I’m sure there’s a way to delete unneeded Kontakt instances in Cubase but I can’t find it! I seem to recall going to click on the Rack icon (I use only Rack Instruments) and clicking on “No VST Instrument” but currently that does NOTHING. Delete Track doesn’t do it either.

This will not help you Shubus but I have the same problem.
Steinberg staff, is this a bug in the software?

I don’t have Kontakt 6 (only 5) so I can’t test this. Do you have this problem with any other VST instrument plugins?

Also when troubleshooting, always check if you can repro in Cubase Safe Start mode (google it if need be) to eliminate corrupt prefs as the culprit.

It’s not just Kontakt, it’s any VSTi … clicking the “Rack” drop-down only allows loading of VSTis, selecting “No VST Instrument” does nothing, and this somewhat inconsistent behaviour has been in Cubase for a while now. Instead, click on the name of the VSTi to the right of the freeze button – the same drop-down list appears, but now you can select “No VST Instrument” and the instance will unload.

Oh. So the problem is a list item that has no function- and probably shouldn’t (No VST where? Selected slot, all slots). I’l report it, but I imagine it’s a known thing.

… mmm … perhaps a list item that has no function in one context. Confusing, nevertheless, and, as loading and unloading VSTi’s is a core function, perhaps it could be more clearly implemented. I haven’t been able to find anything in the manual that would tell a new user how to remove a VSTi.

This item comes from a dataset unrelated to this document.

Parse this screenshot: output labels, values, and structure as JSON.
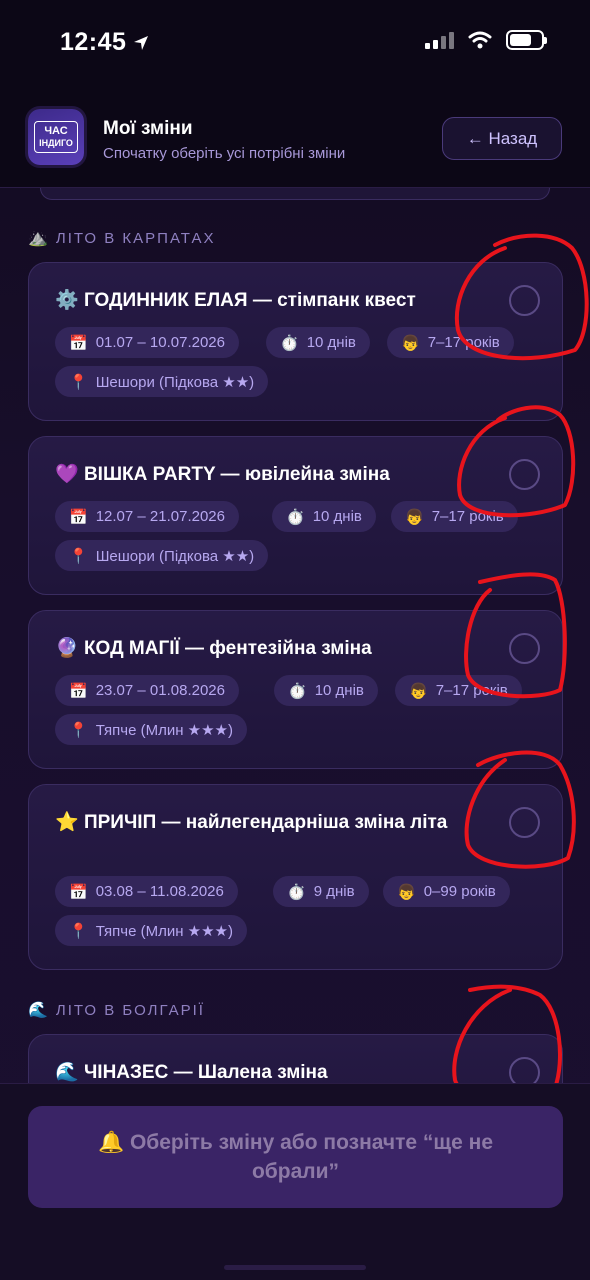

MrSoundman, I don’t know how you ever figured this out, but IT WORKS. VST instruments can indeed be deleted by this method. This does leave a “place holder” for the deleted instance in the rack instrument list, but it’s gone from the track list. This is easy to live with. I greatly appreciate your responding to my post. There seems to be no information about this problem anywhere.

The item has no meaning and no purpose and it should be removed.

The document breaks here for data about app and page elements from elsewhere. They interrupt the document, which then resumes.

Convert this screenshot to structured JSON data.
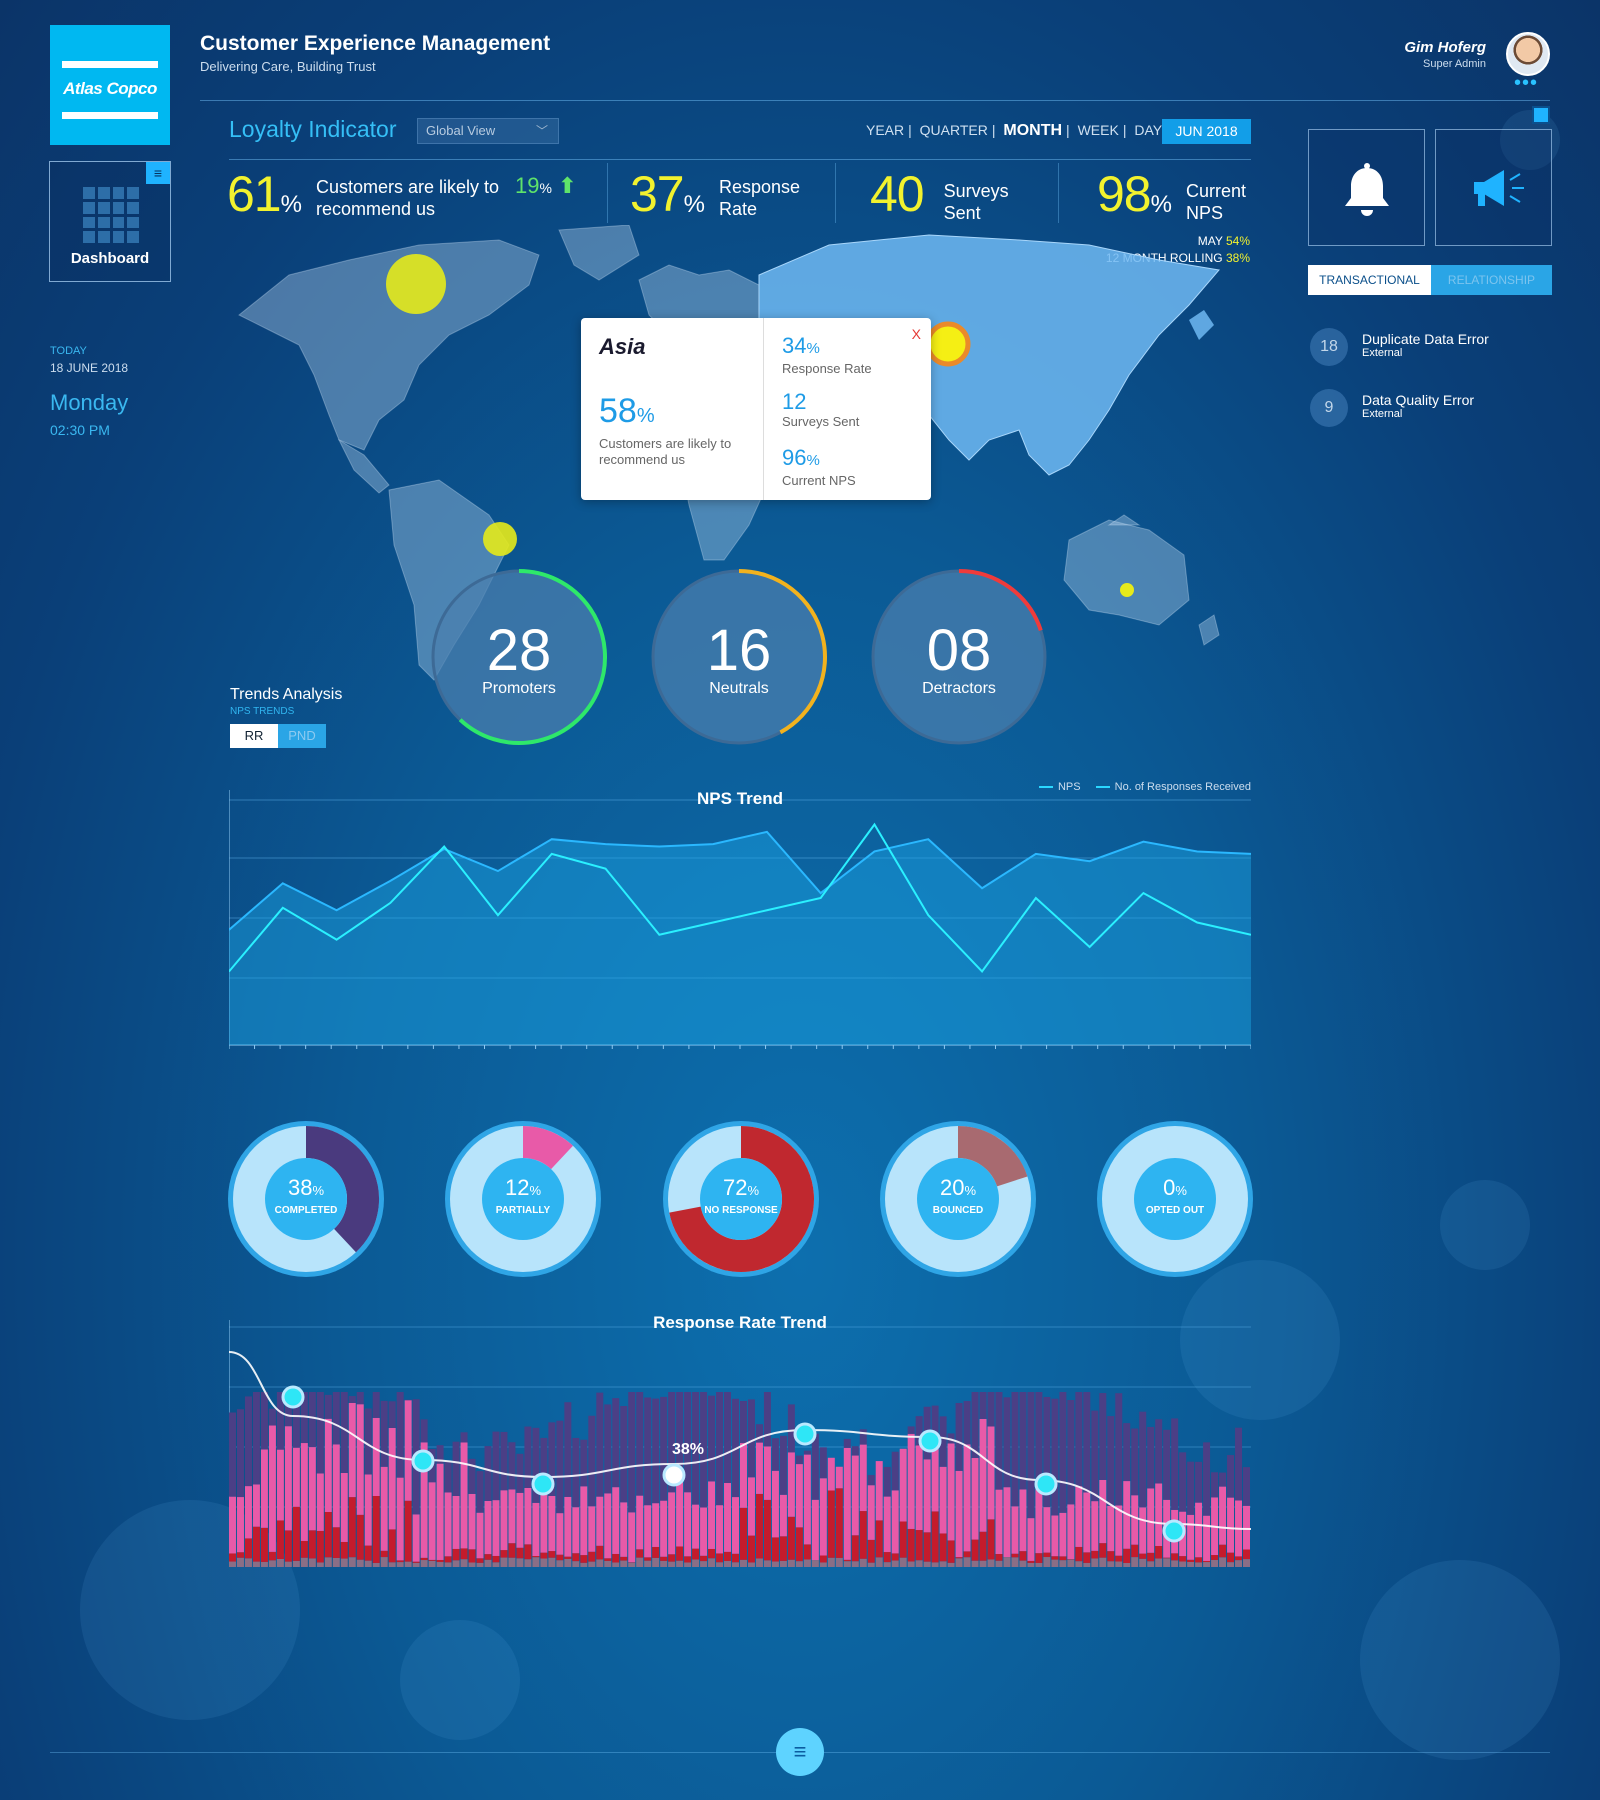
{
  "header": {
    "logo_text": "Atlas Copco",
    "title": "Customer Experience Management",
    "subtitle": "Delivering Care, Building Trust",
    "user_name": "Gim Hoferg",
    "user_role": "Super Admin"
  },
  "sidebar": {
    "dashboard_label": "Dashboard",
    "today_label": "TODAY",
    "date": "18 JUNE 2018",
    "weekday": "Monday",
    "time": "02:30 PM"
  },
  "loyalty": {
    "title": "Loyalty Indicator",
    "view_select": "Global View",
    "periods": [
      "YEAR",
      "QUARTER",
      "MONTH",
      "WEEK",
      "DAY"
    ],
    "active_period": "MONTH",
    "date_badge": "JUN 2018"
  },
  "kpis": {
    "recommend": {
      "value": "61",
      "unit": "%",
      "label_1": "Customers are likely to",
      "label_2": "recommend us",
      "change": "19",
      "change_unit": "%"
    },
    "response": {
      "value": "37",
      "unit": "%",
      "label_1": "Response",
      "label_2": "Rate"
    },
    "surveys": {
      "value": "40",
      "label_1": "Surveys",
      "label_2": "Sent"
    },
    "nps": {
      "value": "98",
      "unit": "%",
      "label_1": "Current",
      "label_2": "NPS"
    },
    "may_label": "MAY",
    "may_value": "54%",
    "rolling_label": "12 MONTH  ROLLING",
    "rolling_value": "38%"
  },
  "right_panel": {
    "tab_active": "TRANSACTIONAL",
    "tab_inactive": "RELATIONSHIP",
    "errors": [
      {
        "count": "18",
        "title": "Duplicate Data Error",
        "source": "External"
      },
      {
        "count": "9",
        "title": "Data Quality Error",
        "source": "External"
      }
    ]
  },
  "popup": {
    "region": "Asia",
    "recommend_value": "58",
    "recommend_unit": "%",
    "recommend_label": "Customers are likely to recommend us",
    "response_value": "34",
    "response_unit": "%",
    "response_label": "Response Rate",
    "surveys_value": "12",
    "surveys_label": "Surveys Sent",
    "nps_value": "96",
    "nps_unit": "%",
    "nps_label": "Current NPS",
    "close": "X"
  },
  "gauges": [
    {
      "value": "28",
      "label": "Promoters",
      "color": "#2ee86a",
      "fraction": 0.62
    },
    {
      "value": "16",
      "label": "Neutrals",
      "color": "#f2b21e",
      "fraction": 0.42
    },
    {
      "value": "08",
      "label": "Detractors",
      "color": "#ef3b3b",
      "fraction": 0.2
    }
  ],
  "trends": {
    "title": "Trends Analysis",
    "subtitle": "NPS TRENDS",
    "toggle_on": "RR",
    "toggle_off": "PND"
  },
  "chart_data": [
    {
      "type": "line",
      "title": "NPS Trend",
      "series": [
        {
          "name": "NPS",
          "values": [
            47,
            66,
            55,
            67,
            80,
            71,
            84,
            82,
            81,
            82,
            87,
            62,
            79,
            84,
            64,
            78,
            75,
            83,
            79,
            78
          ]
        },
        {
          "name": "No. of Responses Received",
          "values": [
            30,
            56,
            43,
            58,
            81,
            53,
            78,
            72,
            45,
            50,
            55,
            60,
            90,
            53,
            30,
            60,
            40,
            62,
            50,
            45
          ]
        }
      ]
    },
    {
      "type": "bar",
      "title": "Response Rate Trend",
      "peak_label": "38%",
      "trend_points": [
        66,
        45,
        35,
        33,
        36,
        48,
        47,
        28,
        12,
        9
      ]
    }
  ],
  "donuts": [
    {
      "value": "38",
      "unit": "%",
      "label": "COMPLETED",
      "fraction": 0.38,
      "color": "#4a3a7e"
    },
    {
      "value": "12",
      "unit": "%",
      "label": "PARTIALLY",
      "fraction": 0.12,
      "color": "#e85aa8"
    },
    {
      "value": "72",
      "unit": "%",
      "label": "NO RESPONSE",
      "fraction": 0.72,
      "color": "#c0282f"
    },
    {
      "value": "20",
      "unit": "%",
      "label": "BOUNCED",
      "fraction": 0.2,
      "color": "#a86a70"
    },
    {
      "value": "0",
      "unit": "%",
      "label": "OPTED OUT",
      "fraction": 0,
      "color": "#4a3a7e"
    }
  ]
}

In places where the item works it’s self-explanatory, thus ‘inuitive’, but seeing the same item where it doesn’t work simply confounds the user. Like a stoplight on a ski slope.